• WHAT NEEDS TO BE DONE: Among the lines of the data, copy those that hold "badge".

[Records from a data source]

=== Section Start ===

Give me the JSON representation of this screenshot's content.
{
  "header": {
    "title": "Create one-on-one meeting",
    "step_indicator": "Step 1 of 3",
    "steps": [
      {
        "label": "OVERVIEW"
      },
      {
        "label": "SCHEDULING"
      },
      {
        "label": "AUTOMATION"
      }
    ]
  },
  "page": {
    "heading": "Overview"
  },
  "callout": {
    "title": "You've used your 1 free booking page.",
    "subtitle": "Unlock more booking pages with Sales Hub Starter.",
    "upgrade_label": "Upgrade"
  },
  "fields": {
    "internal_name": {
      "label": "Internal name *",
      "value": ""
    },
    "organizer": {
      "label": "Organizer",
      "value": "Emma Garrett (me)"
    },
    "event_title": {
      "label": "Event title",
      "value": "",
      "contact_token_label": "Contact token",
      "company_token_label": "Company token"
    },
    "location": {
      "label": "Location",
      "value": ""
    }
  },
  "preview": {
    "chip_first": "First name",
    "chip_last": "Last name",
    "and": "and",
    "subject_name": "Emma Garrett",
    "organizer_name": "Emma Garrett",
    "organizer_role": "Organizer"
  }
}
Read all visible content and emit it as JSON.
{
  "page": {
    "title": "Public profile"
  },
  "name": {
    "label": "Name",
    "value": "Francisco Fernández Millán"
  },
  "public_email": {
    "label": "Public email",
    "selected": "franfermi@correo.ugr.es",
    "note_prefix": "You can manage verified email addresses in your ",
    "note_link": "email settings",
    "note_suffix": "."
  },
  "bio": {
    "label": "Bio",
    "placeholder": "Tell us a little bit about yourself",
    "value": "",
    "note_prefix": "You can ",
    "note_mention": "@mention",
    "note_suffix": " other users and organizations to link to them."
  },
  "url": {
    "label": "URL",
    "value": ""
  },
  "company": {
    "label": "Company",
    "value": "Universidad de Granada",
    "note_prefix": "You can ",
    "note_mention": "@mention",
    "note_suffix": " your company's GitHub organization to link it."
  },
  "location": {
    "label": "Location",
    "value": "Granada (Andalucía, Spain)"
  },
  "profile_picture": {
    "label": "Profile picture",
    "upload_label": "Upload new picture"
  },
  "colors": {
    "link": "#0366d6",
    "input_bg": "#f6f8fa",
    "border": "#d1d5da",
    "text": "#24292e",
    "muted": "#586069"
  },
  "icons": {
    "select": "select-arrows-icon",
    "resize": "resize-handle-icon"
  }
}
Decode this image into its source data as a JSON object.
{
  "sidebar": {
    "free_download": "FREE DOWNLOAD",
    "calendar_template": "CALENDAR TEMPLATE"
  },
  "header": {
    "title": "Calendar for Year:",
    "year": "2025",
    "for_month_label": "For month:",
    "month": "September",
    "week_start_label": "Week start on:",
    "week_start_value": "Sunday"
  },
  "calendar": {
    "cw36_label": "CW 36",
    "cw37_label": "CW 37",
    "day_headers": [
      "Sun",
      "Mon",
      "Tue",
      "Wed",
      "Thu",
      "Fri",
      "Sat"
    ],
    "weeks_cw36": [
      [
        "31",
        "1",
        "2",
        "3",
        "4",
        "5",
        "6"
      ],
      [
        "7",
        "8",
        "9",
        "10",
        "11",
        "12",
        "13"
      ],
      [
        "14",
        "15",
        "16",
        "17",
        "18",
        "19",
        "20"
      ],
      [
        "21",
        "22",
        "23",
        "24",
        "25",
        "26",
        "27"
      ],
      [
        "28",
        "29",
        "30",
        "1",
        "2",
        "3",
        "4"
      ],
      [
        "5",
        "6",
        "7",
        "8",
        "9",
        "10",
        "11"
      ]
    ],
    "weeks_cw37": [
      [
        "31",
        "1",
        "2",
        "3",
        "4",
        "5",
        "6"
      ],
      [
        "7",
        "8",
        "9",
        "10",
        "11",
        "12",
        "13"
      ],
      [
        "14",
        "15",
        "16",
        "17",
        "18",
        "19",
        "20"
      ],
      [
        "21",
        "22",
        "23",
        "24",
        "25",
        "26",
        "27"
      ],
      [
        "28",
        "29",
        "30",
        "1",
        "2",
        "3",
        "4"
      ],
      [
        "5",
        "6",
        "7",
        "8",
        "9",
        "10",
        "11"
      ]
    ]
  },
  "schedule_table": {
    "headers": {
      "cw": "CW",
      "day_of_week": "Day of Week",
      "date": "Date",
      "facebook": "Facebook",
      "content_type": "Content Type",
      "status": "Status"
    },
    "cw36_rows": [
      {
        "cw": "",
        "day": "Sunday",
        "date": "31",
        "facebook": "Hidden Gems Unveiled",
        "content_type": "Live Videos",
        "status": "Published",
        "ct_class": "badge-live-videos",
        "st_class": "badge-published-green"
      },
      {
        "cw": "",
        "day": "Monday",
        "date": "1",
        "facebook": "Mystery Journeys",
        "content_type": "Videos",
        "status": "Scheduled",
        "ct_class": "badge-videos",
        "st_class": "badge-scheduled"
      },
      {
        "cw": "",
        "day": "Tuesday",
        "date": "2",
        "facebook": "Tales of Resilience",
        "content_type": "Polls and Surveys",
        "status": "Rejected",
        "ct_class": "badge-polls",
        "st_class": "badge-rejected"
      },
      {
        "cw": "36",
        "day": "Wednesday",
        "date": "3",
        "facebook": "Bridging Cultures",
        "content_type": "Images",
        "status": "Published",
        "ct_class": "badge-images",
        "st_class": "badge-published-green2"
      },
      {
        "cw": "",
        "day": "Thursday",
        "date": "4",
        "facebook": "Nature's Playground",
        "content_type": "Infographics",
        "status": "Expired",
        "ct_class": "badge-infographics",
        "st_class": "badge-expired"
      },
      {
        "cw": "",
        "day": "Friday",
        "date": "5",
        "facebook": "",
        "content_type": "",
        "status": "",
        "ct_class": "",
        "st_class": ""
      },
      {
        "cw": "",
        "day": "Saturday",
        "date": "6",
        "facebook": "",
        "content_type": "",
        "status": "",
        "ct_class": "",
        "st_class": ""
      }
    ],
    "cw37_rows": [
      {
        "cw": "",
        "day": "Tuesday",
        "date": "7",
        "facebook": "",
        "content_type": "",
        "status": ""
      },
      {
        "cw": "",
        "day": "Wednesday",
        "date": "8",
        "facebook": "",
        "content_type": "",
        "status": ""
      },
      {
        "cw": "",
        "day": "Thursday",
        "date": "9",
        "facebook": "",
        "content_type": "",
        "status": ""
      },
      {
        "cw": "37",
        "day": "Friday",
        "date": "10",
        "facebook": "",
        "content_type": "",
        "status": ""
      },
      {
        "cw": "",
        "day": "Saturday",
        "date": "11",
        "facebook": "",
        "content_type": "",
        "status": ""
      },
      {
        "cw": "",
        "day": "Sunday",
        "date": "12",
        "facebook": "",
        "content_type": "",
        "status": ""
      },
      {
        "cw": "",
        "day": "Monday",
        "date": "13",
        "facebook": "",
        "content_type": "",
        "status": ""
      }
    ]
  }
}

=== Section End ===

• REPLY TO THE TASK:
        "ct_class": "badge-live-videos",
        "st_class": "badge-published-green"
        "ct_class": "badge-videos",
        "st_class": "badge-scheduled"
        "ct_class": "badge-polls",
        "st_class": "badge-rejected"
        "ct_class": "badge-images",
        "st_class": "badge-published-green2"
        "ct_class": "badge-infographics",
        "st_class": "badge-expired"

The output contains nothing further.